In the CSU College of Veterinary Medicine and Biomedical Sciences, we’re proud of our world-renowned expertise in life sciences. This foundation uniquely positions our college to tackle local and global challenges, to provide critical new knowledge through basic research, and to offer important solutions. Particularly valuable are two approaches that help define our research: translational medicine, which translates insights gained from basic science and novel clinical therapies of animals with naturally occurring disease into improvements in human medicine; and the One Health framework, which advances global public health and well-being by investigating pressing questions at the interface of human, animal, and environmental health.
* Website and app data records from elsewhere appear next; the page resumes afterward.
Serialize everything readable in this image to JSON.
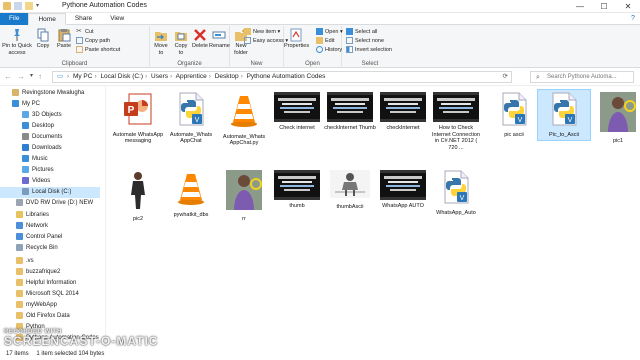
{
  "window": {
    "title": "Pythone Automation Codes",
    "minimize": "—",
    "maximize": "☐",
    "close": "✕",
    "help": "?"
  },
  "tabs": [
    {
      "label": "File"
    },
    {
      "label": "Home"
    },
    {
      "label": "Share"
    },
    {
      "label": "View"
    }
  ],
  "ribbon": {
    "clipboard": {
      "label": "Clipboard",
      "pin": "Pin to Quick access",
      "copy": "Copy",
      "paste": "Paste",
      "cut": "Cut",
      "copy_path": "Copy path",
      "paste_shortcut": "Paste shortcut"
    },
    "organize": {
      "label": "Organize",
      "move_to": "Move to",
      "copy_to": "Copy to",
      "delete": "Delete",
      "rename": "Rename"
    },
    "new": {
      "label": "New",
      "new_folder": "New folder",
      "new_item": "New item ▾",
      "easy_access": "Easy access ▾"
    },
    "open": {
      "label": "Open",
      "properties": "Properties",
      "open": "Open ▾",
      "edit": "Edit",
      "history": "History"
    },
    "select": {
      "label": "Select",
      "select_all": "Select all",
      "select_none": "Select none",
      "invert": "Invert selection"
    }
  },
  "address": {
    "crumbs": [
      "My PC",
      "Local Disk (C:)",
      "Users",
      "Apprentice",
      "Desktop",
      "Pythone Automation Codes"
    ],
    "search_placeholder": "Search Pythone Automa..."
  },
  "sidebar": [
    {
      "label": "Revingstone Mwalugha",
      "icon": "user-icon",
      "color": "#d9b36a"
    },
    {
      "label": "My PC",
      "icon": "pc-icon",
      "color": "#3b8fd9"
    },
    {
      "label": "3D Objects",
      "icon": "cube-icon",
      "color": "#5aa9e6"
    },
    {
      "label": "Desktop",
      "icon": "desktop-icon",
      "color": "#3b8fd9"
    },
    {
      "label": "Documents",
      "icon": "document-icon",
      "color": "#8a8a8a"
    },
    {
      "label": "Downloads",
      "icon": "download-icon",
      "color": "#2f7fd1"
    },
    {
      "label": "Music",
      "icon": "music-icon",
      "color": "#3b8fd9"
    },
    {
      "label": "Pictures",
      "icon": "pictures-icon",
      "color": "#5aa9e6"
    },
    {
      "label": "Videos",
      "icon": "video-icon",
      "color": "#6b6bd1"
    },
    {
      "label": "Local Disk (C:)",
      "icon": "disk-icon",
      "color": "#7a9cbf"
    },
    {
      "label": "DVD RW Drive (D:) NEW",
      "icon": "dvd-icon",
      "color": "#9aa5b1"
    },
    {
      "label": "Libraries",
      "icon": "library-icon",
      "color": "#e6c35c"
    },
    {
      "label": "Network",
      "icon": "network-icon",
      "color": "#4c8ed9"
    },
    {
      "label": "Control Panel",
      "icon": "control-panel-icon",
      "color": "#4c8ed9"
    },
    {
      "label": "Recycle Bin",
      "icon": "recycle-bin-icon",
      "color": "#8fa3b8"
    },
    {
      "label": ".vs",
      "icon": "folder-icon",
      "color": "#e8c06a"
    },
    {
      "label": "buzzafrique2",
      "icon": "folder-icon",
      "color": "#e8c06a"
    },
    {
      "label": "Helpful Information",
      "icon": "folder-icon",
      "color": "#e8c06a"
    },
    {
      "label": "Microsoft SQL 2014",
      "icon": "folder-icon",
      "color": "#e8c06a"
    },
    {
      "label": "myWebApp",
      "icon": "folder-icon",
      "color": "#e8c06a"
    },
    {
      "label": "Old Firefox Data",
      "icon": "folder-icon",
      "color": "#e8c06a"
    },
    {
      "label": "Python",
      "icon": "folder-icon",
      "color": "#e8c06a"
    },
    {
      "label": "Pythone Automation Codes",
      "icon": "folder-icon",
      "color": "#e8c06a"
    }
  ],
  "files": [
    {
      "label": "Automate WhatsApp messaging",
      "kind": "powerpoint"
    },
    {
      "label": "Automate_Whats AppChat",
      "kind": "python"
    },
    {
      "label": "Automate_Whats AppChat.py",
      "kind": "vlc"
    },
    {
      "label": "Check internet",
      "kind": "video"
    },
    {
      "label": "checkInternet Thumb",
      "kind": "video"
    },
    {
      "label": "checkInternet",
      "kind": "video"
    },
    {
      "label": "How to Check Internet Connection in C#.NET 2012 ( 720 ...",
      "kind": "video"
    },
    {
      "label": "pic ascii",
      "kind": "python"
    },
    {
      "label": "Pic_to_Ascii",
      "kind": "python"
    },
    {
      "label": "pic1",
      "kind": "photo"
    },
    {
      "label": "pic2",
      "kind": "person"
    },
    {
      "label": "pywhatkit_dbs",
      "kind": "vlc"
    },
    {
      "label": "rr",
      "kind": "photo"
    },
    {
      "label": "thumb",
      "kind": "video"
    },
    {
      "label": "thumbAscii",
      "kind": "ascii"
    },
    {
      "label": "WhatsApp AUTO",
      "kind": "video"
    },
    {
      "label": "WhatsApp_Auto",
      "kind": "python"
    }
  ],
  "status": {
    "items": "17 items",
    "selected": "1 item selected  104 bytes"
  },
  "watermark": {
    "line1": "RECORDED WITH",
    "line2": "SCREENCAST-O-MATIC"
  },
  "colors": {
    "accent": "#1979ca",
    "selection": "#cce8ff",
    "folder": "#e8c06a"
  }
}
Dr. Susan VandeWoude, DVM, Associate Dean for Research


​​Innovation, Collaboration, Discovery

  • matthew weil studies radiation on Mars, NASA
    ​NASA is planning a manned mission to Mars and must understand the risks of long-term, low-dose space radiation for astronauts. Enter our experts. CSU scientists landed $9 million from NASA to build a one-of-a-kind facility to examine the effects of radiation exposure.​​
  • hearing with your tongue
    Could sensory systems involving the tongue help with hearing? A CSU research team, including Dr. Leslie Stone-Roy in our Department of Biomedical Sciences, is creating a device that could help people “hear” with their tongues.
  • asthma study
    ​Environmental health researcher Sheryl Magzamen will explore how pesticides and traffic pollution affect children with asthma, with help from a grant awarded by the National Institutes of Health.​
  • Surgireal, sutures
    ​Business is booming for SurgiReal, a startup built by two CSU veterinarians to provide lifelike training models for students learning suturing and other basic surgical skills. The models, poised to become a training standard, are distinctive for realistic tissues and the ability to "bleed."​​
  • brian foy, malaria
    ​A CSU microbiologist is examining a new way to halt one of the world’s most severe public-health problems by turning prevention on its head. He plans to give potential human victims a common antiparasitic drug that will kill vector mosquitoes with poisoned blood at the bite.
  • Fukushima effects of radiation
    Our college and Fukushima University are together hiring a world-renowned radioecology expert to help study the environmental effects of radioactive releases after a nuclear meltdown at the Fukushima Daiichi Nuclear Power Plant in spring 2011.​​